Cephissus, Cephisus, Kephisos, or Kifisos may refer to:
The Duchy of Athens was one of the Crusader states set up in Greece after the conquest of the Byzantine Empire during the Fourth Crusade, encompassing the regions of Attica and Boeotia, and surviving until its conquest by the Ottoman Empire in the 15th century.
Walter V of Brienne was Duke of Athens from 1308 until his death. Being the only son of Hugh of Brienne and Isabella de la Roche, Walter was the sole heir to large estates in France, the Kingdom of Naples and the Peloponnese. He was held in custody in the Sicilian castle of Augusta between 1287 and 1296 or 1297 to secure the payment of his father's ransom to the Aragonese admiral, Roger of Lauria. When his father died fighting against Lauria in 1296, Walter inherited the County of Brienne in France, and the Counties of Lecce and Conversano in southern Italy. He was released, but he was captured during a Neapolitan invasion of Sicily in 1299. His second captivity lasted until the Treaty of Caltabellotta in 1302.
The Battle of Halmyros, known by earlier scholars as the Battle of the Cephissus or Battle of Orchomenos, was fought on 15 March 1311, between the forces of the Frankish Duchy of Athens and its vassals under Walter of Brienne against the mercenaries of the Catalan Company, resulting in a decisive victory for the Catalans.
The Duchy of Neopatras was a Catalan-dominated principality in southern Thessaly, established in 1318. Officially part of the Crown of Aragon, the duchy was governed in conjunction with the neighbouring Duchy of Athens by the local Catalan aristocracy, who enjoyed a large degree of self-government. From the mid-14th century, the duchies entered a period of decline: most of the Thessalian possessions were lost to the Serbian Empire, internal dissensions arose, along with the menace of Turkish piracy in the Aegean and the onset of Ottoman expansion in the Balkans. Enfeebled, the Catalan possessions were taken over by the Florentine adventurer Nerio I Acciaioli in 1385–1390.

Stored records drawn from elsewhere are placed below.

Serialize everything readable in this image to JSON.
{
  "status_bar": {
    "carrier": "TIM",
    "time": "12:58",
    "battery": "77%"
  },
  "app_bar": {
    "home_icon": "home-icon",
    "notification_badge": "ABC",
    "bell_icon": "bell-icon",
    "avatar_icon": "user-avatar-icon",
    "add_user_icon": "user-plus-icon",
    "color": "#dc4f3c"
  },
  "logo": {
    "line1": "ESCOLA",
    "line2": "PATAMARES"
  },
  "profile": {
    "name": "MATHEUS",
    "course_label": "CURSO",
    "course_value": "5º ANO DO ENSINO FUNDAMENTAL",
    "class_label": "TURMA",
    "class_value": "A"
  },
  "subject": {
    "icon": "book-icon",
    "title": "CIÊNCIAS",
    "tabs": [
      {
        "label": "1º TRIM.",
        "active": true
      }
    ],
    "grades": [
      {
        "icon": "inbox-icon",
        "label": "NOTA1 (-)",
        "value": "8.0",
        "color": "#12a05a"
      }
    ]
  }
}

Nerio I Acciaioli was as Italian aristocrat from Florence who rose to power in Frankish Greece during the last decades of the fourteenth century, eventually becoming Duke of Athens.
Roger Deslaur or Desllor, an almogàver from Roussillon in the service of Walter V of Brienne, Duke of Athens, was one of the few knights to survive the bloody Battle of Halmyros on 15 March 1311. Captured by the Catalan Company, he accepted the post of rector and marshal of the Company after Boniface of Verona declined it.
The margraviate or marquisate of Bodonitsa, today Mendenitsa, Phthiotis, was a Frankish state in Greece following the conquests of the Fourth Crusade. It was originally granted as a margravial holding of Guy Pallavicini by Boniface, first king of Thessalonica, in 1204. Its original purpose was to guard the pass of Thermopylae.
Peter (I) Fadrique, Count of Salona, was the eldest son of Alfonso Fadrique, vicar general of Athens and Neopatras, and Marulla of Verona.
Louis Fadrique a Catalan nobleman who was Count of Salona, as well as lord of various other towns in Central Greece from ca. 1365 until his death in 1382. In 1375–1381 he also served as the vicar-general of the twin duchy of Athens and Neopatras.
Autremencourt is a French commune in the department of Aisne in the Hauts-de-France region of northern France.
Thomas III may refer to:
The Lordship of Salona, after 1318 the County of Salona, was a Crusader state established after the Fourth Crusade (1204) in Central Greece, around the town of Salona.
George I Ghisi was a Latin feudal lord in medieval Greece.
Thomas I d'Autremencourt, commonly misspelled de Stromoncourt, was the first Lord of Salona in Central Greece. A knight from Autremencourt in Picardy, he was given Salona as a fief by Boniface of Montferrat, King of Thessalonica, in 1205 during the division of the Byzantine Empire after the Fourth Crusade. Thomas extended his domain over most of Phocis, from the Gulf of Corinth to the passes of Gravia in the north and the Parnassus in the east. Ca. 1210, he tried to extend his rule westwards, and attacked the port town of Galaxidi. Its inhabitants, however, called upon the ruler of Epirus, Michael I Komnenos Doukas, for aid. The Epirote army attacked and captured Salona, with Thomas himself falling in battle. As the Epirote ruler was pre-occupied elsewhere, however, his occupation did not last long, and within a few years Thomas's son, Thomas II, was able to reclaim Salona.
Thomas II d'Autremencourt, commonly misspelled de Stromoncourt, was the second Lord of Salona in Central Greece from 1215 to 1258 and vassal of the Principality of Achaea. He was the son of Thomas I d'Autremencourt, the first Lord of Salona. In 1215 he reconquered Salona from the Despotate of Epirus and recovered the fief of his father. In 1258, he became involved in the War of the Euboeote Succession, siding with Guy de la Roche and the Frankish lords who opposed the hegemonic ambitions of the Prince of Achaea, William II of Villehardouin. William however prevailed in the Battle of Karydi in 1258, and a parliament was assembled at Nikli to judge the defeated lords, and again expressed his loyalty to the prince of Achaea. Thomas died in the same year and was succeeded by his son William.
William d'Autremencourt was a Lord of Salona from 1258 to 1294.
Boniface Fadrique was a Catalan nobleman active in Central Greece as lord of Karystos from 1359 until 1365 and then as Count of Salona and owner of various other fiefs in the Duchy of Athens from 1366 until his defeat in a conflict with his nephew Louis Fadrique in the late 1370s.
James Fadrique was a Catalan nobleman who became Count of Salona, as well as lord of various other towns in Central Greece from ca. 1355 until his death in 1366.